PMI is costly to a borrower on the grounds that the $40-$50 a month per $100,000 borrowed is lumped into the mortgage monthly payment and oftentimes isn't even tax deductible. Instead of a piggyback loan where the lender takes in all the costs, PMI is profitable for the lender because they collect the money, and they receive payment if the borrower doesn't pay.
How can homebuyers avoid bearing the expense of PMI?The Homeowners Protection Act of 1998 forces the lenders on nearly all loans to automatically stop the PMI when the principal balance of the loan reaches 78 percent of the beginning loan amount. The law guarantees that, upon request of the homeowner, the PMI must be abandoned when the principal amount equals just 80 percent. So, smart homeowners can get off the hook a little early.
Because it can take several years to get to the point where the principal is only 80% of the initial amount borrowed, it's important to know how your Maryland home has grown in value. After all, any appreciation you've achieved over time counts towards dismissing PMI. So why should you pay it after your loan balance has dropped below the 80% threshold? Even when nationwide trends hint at falling home values, understand that real estate is local. Your neighborhood might not be reflecting the national trends and/or your home could have secured equity before things simmered down.

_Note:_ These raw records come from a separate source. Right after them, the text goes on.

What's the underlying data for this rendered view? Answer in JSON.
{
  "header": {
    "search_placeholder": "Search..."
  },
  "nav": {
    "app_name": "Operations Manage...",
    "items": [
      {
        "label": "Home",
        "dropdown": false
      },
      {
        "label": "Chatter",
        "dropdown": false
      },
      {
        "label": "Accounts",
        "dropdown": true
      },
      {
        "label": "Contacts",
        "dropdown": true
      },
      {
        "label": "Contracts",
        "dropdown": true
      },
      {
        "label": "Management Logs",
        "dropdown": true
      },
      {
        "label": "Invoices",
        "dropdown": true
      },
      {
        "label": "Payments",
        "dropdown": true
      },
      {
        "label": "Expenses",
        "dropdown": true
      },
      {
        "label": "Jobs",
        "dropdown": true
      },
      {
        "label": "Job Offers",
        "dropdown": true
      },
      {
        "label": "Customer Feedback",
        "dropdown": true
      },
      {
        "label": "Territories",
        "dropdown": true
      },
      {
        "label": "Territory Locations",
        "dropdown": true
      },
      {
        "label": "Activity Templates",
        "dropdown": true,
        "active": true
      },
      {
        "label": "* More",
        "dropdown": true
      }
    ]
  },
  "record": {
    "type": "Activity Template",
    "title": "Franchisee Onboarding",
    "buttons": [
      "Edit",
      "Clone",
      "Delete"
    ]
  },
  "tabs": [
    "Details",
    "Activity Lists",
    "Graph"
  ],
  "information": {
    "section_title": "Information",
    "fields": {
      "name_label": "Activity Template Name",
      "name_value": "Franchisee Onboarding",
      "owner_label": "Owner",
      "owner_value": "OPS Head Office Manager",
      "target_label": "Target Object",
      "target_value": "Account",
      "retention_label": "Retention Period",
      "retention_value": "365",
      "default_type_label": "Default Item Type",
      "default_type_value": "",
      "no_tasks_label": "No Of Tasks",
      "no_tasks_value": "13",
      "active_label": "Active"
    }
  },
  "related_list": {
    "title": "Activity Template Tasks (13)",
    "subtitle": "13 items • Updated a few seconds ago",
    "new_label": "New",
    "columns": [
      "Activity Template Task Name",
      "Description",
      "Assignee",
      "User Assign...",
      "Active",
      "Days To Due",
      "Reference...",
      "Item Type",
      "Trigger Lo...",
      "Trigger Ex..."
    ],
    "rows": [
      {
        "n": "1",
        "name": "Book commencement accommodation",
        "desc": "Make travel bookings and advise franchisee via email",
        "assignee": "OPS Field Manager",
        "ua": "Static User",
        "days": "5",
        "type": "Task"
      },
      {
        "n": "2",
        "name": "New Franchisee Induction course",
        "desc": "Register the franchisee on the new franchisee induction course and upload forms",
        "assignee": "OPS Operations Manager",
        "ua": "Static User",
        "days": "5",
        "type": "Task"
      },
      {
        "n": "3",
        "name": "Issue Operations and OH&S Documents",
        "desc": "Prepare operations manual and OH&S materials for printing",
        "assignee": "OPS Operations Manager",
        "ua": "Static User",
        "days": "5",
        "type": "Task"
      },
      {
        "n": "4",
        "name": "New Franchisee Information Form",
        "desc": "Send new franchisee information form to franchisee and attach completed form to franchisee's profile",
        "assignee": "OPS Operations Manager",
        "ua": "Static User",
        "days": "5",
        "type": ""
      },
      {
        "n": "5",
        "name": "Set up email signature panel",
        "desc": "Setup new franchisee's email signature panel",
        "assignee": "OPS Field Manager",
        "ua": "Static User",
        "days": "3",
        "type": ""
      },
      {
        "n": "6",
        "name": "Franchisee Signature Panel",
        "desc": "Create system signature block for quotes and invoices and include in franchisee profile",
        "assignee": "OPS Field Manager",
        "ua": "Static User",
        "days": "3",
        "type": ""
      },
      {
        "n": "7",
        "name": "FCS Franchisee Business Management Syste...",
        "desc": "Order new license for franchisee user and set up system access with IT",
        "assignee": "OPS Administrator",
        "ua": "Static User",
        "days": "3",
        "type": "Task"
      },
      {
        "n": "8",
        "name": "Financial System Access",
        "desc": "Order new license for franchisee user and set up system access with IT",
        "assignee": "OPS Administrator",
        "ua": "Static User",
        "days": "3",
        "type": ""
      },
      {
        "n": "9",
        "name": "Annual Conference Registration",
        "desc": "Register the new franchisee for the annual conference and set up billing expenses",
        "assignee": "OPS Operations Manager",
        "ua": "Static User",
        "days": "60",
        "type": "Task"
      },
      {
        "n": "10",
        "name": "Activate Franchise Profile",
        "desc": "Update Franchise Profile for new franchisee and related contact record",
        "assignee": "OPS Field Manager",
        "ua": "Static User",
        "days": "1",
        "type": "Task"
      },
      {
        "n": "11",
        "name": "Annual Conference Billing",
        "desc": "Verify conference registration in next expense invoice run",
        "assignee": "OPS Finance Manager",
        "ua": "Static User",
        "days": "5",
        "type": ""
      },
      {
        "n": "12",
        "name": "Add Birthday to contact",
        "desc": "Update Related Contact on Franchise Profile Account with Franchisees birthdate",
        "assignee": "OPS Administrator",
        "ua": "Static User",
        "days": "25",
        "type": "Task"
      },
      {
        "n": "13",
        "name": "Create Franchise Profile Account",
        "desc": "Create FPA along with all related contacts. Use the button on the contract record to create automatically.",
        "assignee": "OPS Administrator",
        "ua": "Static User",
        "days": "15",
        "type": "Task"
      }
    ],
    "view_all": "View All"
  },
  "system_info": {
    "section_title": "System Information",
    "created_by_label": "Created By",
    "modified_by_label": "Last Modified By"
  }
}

The toughest thing for most homeowners to figure out is whether their home equity has exceeded the 20% point. An accredited, Maryland licensed real estate appraiser can definitely help. As appraisers, it's our job to understand the market dynamics of our area. At M.C. Appraisals, Inc., we're masters at recognizing value trends in Huntingtown, Calvert County, and surrounding areas, and we know when property values have risen or declined. Faced with figures from an appraiser, the mortgage company will generally drop the PMI with little trouble. At which time, the home owner can delight in the savings from that point on.
Want to learn more about PMI and the Homeowners Protection Act? Click this link: